EVA Narrative – December 6th
Yesterday Alex and I took the Phobos rover to the foot of North ridge. This ridge dominates the northern skyline of the station. I have admired this fill on all three previous visits, as well as every day since we have been here. But I have never climbed it – until now. Time on the EVA was constrained by the limited batter power of Alex’s astronaut user interface-the SUIt. So we could not afford to dawdle. We found a promising looking climbing gully and then a connecting ridge and scrambled to the top. Warm work, but the panorama was worth it.
There was a magnificent view in all directions.
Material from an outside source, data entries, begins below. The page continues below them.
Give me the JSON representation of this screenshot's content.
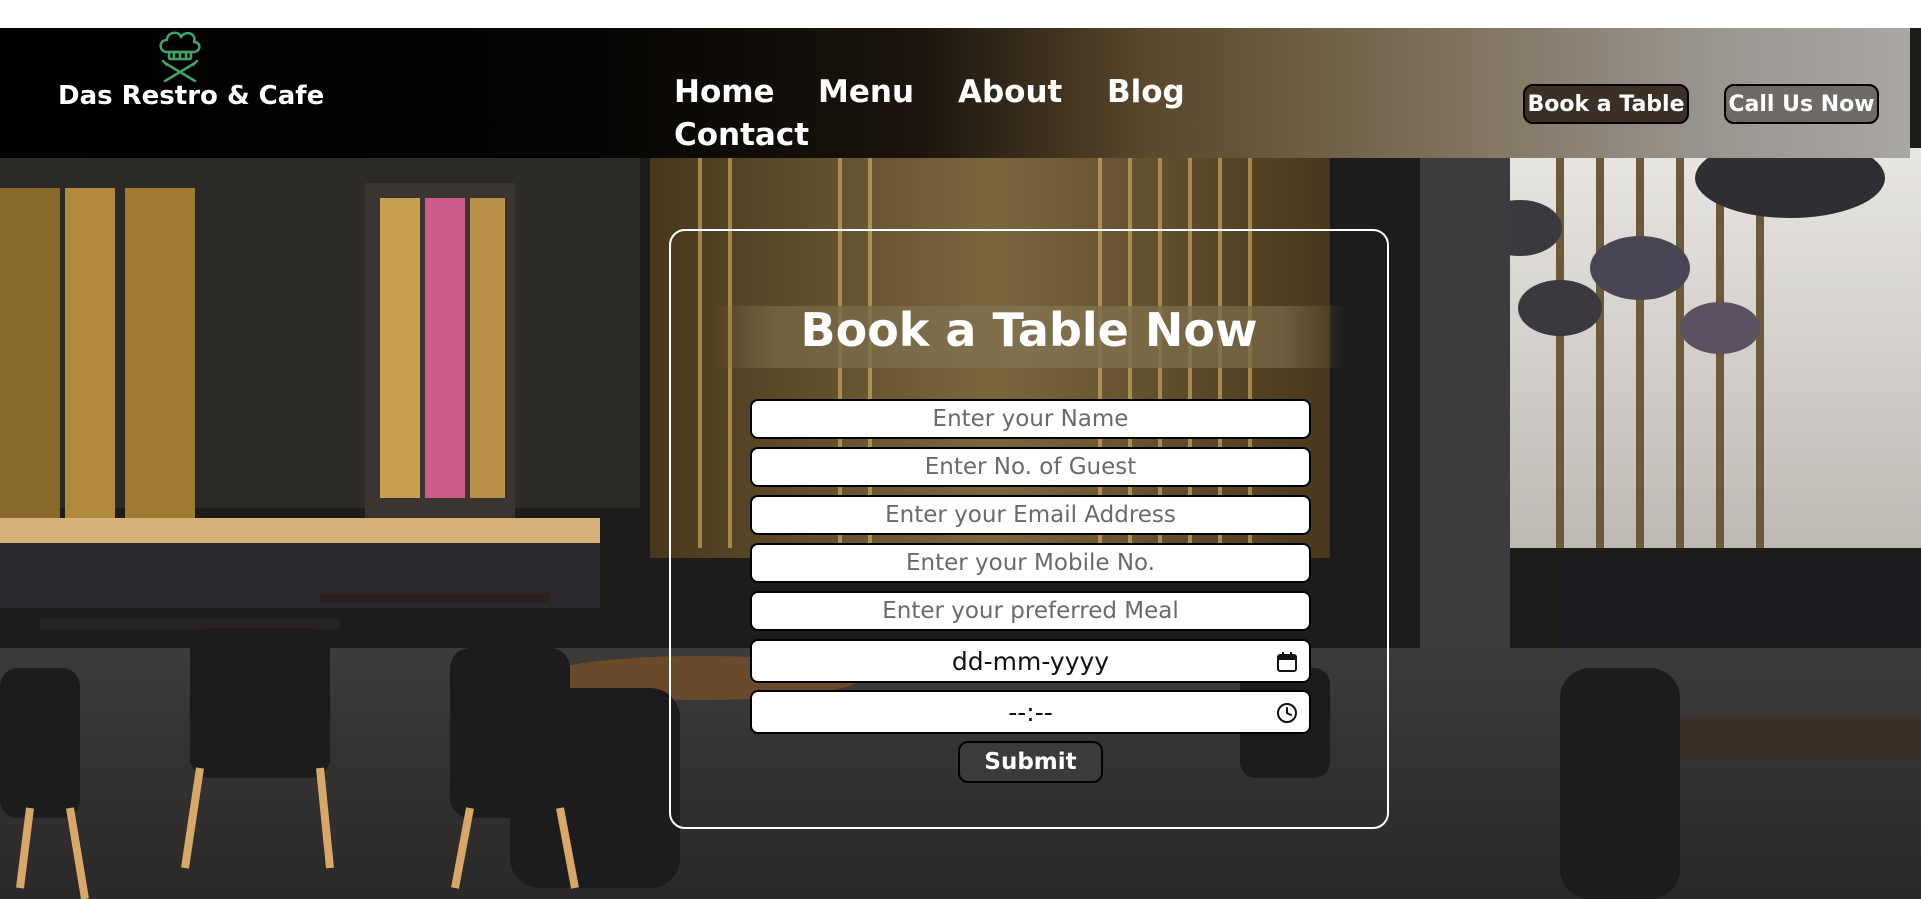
{
  "brand": {
    "name": "Das Restro & Cafe",
    "logo_icon": "chef-hat-crossed-utensils-icon",
    "logo_color": "#3fa36a"
  },
  "nav": {
    "links": [
      "Home",
      "Menu",
      "About",
      "Blog",
      "Contact"
    ],
    "book_button": "Book a Table",
    "call_button": "Call Us Now"
  },
  "booking": {
    "title": "Book a Table Now",
    "fields": {
      "name_placeholder": "Enter your Name",
      "guests_placeholder": "Enter No. of Guest",
      "email_placeholder": "Enter your Email Address",
      "mobile_placeholder": "Enter your Mobile No.",
      "meal_placeholder": "Enter your preferred Meal",
      "date_value": "dd-mm-yyyy",
      "time_value": "--:--"
    },
    "date_icon": "calendar-icon",
    "time_icon": "clock-icon",
    "submit_label": "Submit"
  },
  "colors": {
    "text_primary": "#ffffff",
    "submit_bg": "#3b3b3b",
    "border": "#000000"
  }
}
To the east there was a range of snow capped mountains to the south were the Henry Mountains, also mantled in snow. Nortnwe could see the San Rafael Swell and west was Skyline Rim, Factory Butte and the snowy Aquarius Plateau beyond. In the middle ground were the red, brown, white, green and purple strata, beehive shaded hills, and sinuous ridges of the Pinto Hills.
Geologically I had also wanted to determine whether the resistant capping of North Ridge was of the Cretaceous Dakota Sandstone or whether it was if a sandstone or conglomerate lens within the Morrison Formation. I was specifically hoping to find the distinctive fossils of the Dakota Sandstone, the oyster known as Gryphea. Failing that I was hoping to find the almost as distinctive trace fossils (mostly burrows) of the Formation. Unfortunately I found neither, just cross-bedded conglomerates and sandstone. There were a few non-descript burrows but these, combined with the bimodal current directions, indicating reversing flow directions, suggest a shallow marine environment, and thus the Dakota Formation. This is contrast to the more or less uni-modal current directions of the river deposited Morrison Formation. Also the conglomerate sandstone cap was at the same elevation as Hab ridge to the west, consistent with it being the Dakota Sandstone. This is often the case in geology, there are no clear-cut answers, just sifting through and weighing multiple competing alternatives.
Low power in Alex’s SUIt forced us to return sooner than we would have liked, but it was a most successful and enjoyable EVA.